╭─ LISTED ENTRIES

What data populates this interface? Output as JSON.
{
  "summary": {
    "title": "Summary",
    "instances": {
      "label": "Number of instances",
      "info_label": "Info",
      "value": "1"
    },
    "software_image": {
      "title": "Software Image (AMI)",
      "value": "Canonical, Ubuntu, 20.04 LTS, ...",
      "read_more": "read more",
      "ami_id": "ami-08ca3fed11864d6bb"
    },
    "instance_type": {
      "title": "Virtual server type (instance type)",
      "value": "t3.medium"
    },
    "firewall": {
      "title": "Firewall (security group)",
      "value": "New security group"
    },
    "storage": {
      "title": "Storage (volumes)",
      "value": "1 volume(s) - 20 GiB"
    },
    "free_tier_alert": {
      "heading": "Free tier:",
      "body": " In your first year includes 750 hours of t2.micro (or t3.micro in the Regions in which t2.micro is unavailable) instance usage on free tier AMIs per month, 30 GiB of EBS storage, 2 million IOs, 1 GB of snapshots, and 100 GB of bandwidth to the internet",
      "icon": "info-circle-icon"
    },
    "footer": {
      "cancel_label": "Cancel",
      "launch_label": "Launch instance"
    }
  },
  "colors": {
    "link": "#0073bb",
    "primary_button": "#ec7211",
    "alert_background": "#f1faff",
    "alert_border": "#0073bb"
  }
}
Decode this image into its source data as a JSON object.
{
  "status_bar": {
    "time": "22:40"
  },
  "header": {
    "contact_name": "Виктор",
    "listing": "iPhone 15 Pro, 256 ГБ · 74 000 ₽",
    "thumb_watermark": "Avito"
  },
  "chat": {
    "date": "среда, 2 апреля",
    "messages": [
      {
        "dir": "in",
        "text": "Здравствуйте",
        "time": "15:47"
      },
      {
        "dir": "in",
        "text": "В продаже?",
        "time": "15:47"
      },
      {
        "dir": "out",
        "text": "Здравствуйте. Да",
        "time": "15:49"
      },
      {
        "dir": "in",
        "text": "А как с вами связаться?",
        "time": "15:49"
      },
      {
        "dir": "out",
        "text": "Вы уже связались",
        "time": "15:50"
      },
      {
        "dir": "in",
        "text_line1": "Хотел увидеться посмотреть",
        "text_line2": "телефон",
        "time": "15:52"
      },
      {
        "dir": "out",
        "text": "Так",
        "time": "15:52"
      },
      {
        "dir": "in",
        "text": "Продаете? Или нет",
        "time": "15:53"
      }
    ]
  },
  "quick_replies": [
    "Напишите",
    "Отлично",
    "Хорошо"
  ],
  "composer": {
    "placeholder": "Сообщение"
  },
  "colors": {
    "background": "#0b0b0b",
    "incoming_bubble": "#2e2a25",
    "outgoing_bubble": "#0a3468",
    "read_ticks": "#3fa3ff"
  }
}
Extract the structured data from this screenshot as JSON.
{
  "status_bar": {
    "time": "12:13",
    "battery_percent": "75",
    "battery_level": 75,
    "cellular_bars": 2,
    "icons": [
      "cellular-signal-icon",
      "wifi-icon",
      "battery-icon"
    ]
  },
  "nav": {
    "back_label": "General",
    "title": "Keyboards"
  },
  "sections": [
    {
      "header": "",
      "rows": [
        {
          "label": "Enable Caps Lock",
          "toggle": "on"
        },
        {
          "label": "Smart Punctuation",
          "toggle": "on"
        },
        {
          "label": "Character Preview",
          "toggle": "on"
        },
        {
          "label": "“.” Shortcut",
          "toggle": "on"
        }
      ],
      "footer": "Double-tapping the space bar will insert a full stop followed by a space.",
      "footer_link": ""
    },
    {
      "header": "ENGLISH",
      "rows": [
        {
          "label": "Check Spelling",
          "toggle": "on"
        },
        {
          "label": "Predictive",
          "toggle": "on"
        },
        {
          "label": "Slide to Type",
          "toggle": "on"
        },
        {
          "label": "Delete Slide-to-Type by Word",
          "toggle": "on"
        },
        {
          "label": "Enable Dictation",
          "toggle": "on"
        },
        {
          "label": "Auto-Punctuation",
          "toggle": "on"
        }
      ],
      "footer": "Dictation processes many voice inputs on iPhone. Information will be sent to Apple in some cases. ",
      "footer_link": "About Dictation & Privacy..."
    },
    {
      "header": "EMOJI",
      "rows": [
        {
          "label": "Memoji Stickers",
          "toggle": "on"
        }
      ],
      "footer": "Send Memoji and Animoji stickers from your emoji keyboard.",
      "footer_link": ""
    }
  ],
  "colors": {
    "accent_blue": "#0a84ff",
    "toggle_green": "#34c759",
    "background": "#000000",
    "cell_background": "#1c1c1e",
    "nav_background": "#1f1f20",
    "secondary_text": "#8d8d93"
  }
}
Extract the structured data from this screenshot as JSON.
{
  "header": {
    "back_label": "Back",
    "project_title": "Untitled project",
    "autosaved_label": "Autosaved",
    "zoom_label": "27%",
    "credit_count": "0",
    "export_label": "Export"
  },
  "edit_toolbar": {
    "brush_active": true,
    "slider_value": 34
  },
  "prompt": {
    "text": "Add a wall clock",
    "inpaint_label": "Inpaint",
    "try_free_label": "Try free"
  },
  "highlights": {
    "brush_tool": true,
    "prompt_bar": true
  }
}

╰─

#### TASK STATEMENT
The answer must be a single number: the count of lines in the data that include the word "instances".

#### ANSWER TO THIS PROBLEM
2